From the entries below, copy every line where the string "Volume" appears.

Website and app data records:
════

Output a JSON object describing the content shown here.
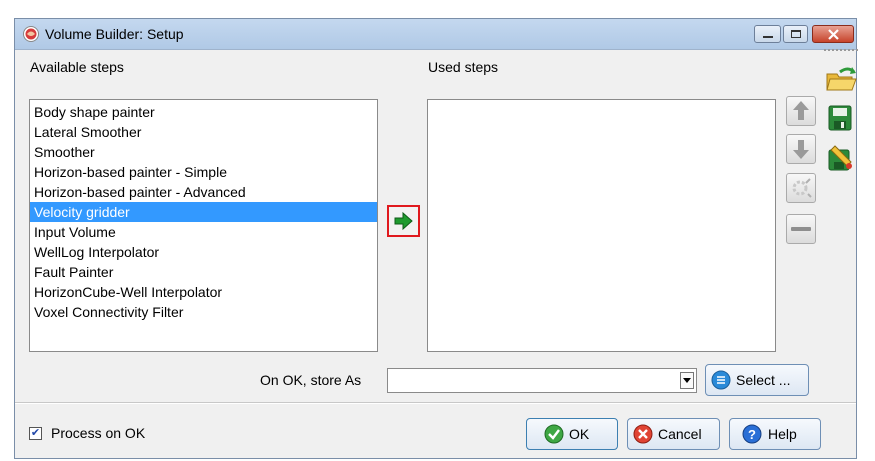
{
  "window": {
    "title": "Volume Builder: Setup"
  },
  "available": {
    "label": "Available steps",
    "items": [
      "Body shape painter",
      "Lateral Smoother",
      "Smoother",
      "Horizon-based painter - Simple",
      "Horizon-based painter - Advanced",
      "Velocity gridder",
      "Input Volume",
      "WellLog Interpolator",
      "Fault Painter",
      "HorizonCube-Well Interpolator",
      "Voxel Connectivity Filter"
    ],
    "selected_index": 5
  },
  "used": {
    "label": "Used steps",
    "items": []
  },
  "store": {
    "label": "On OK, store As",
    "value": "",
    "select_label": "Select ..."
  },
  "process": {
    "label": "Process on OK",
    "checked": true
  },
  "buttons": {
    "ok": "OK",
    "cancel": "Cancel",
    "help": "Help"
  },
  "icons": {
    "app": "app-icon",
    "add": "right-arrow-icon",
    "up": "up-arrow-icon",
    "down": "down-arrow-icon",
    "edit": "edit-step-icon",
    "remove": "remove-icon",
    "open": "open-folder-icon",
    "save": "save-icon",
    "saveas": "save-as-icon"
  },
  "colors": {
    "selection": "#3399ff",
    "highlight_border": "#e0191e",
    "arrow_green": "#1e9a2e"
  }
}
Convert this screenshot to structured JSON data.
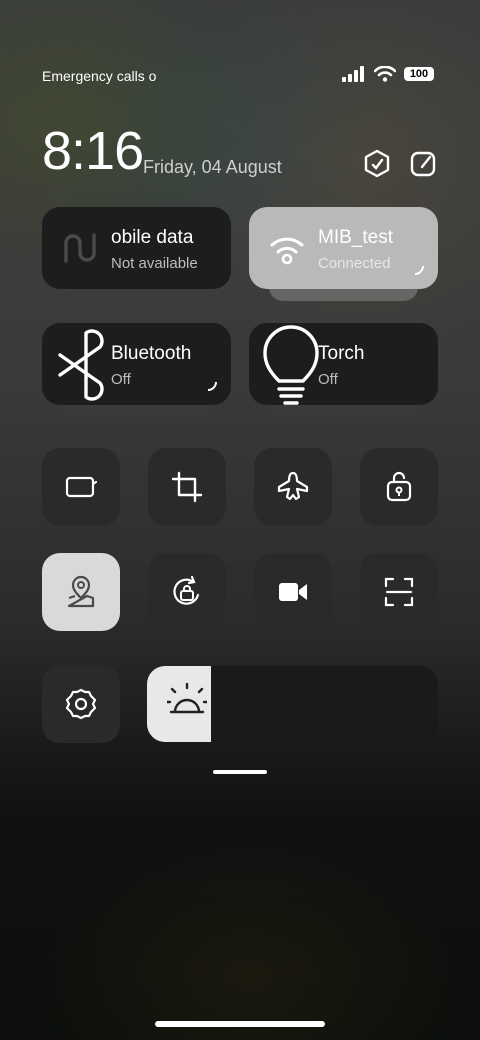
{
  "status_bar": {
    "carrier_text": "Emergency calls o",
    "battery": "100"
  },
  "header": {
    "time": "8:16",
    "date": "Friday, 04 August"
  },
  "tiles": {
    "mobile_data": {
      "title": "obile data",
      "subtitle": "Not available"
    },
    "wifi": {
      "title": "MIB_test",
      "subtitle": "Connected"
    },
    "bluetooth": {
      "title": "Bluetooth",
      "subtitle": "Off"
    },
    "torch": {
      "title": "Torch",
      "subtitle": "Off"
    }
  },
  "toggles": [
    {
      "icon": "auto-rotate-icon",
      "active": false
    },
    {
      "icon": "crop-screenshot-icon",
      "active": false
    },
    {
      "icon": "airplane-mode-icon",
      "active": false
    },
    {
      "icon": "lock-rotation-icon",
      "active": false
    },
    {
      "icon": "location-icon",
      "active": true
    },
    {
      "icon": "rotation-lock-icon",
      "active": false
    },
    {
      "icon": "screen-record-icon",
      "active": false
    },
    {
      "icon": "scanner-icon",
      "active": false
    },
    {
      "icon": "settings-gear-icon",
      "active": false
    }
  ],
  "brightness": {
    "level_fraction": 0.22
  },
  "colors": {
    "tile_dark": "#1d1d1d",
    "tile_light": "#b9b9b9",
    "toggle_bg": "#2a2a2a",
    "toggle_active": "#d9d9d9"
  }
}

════

• Response for this exercise
    "title": "Volume Builder: Setup"
      "Input Volume",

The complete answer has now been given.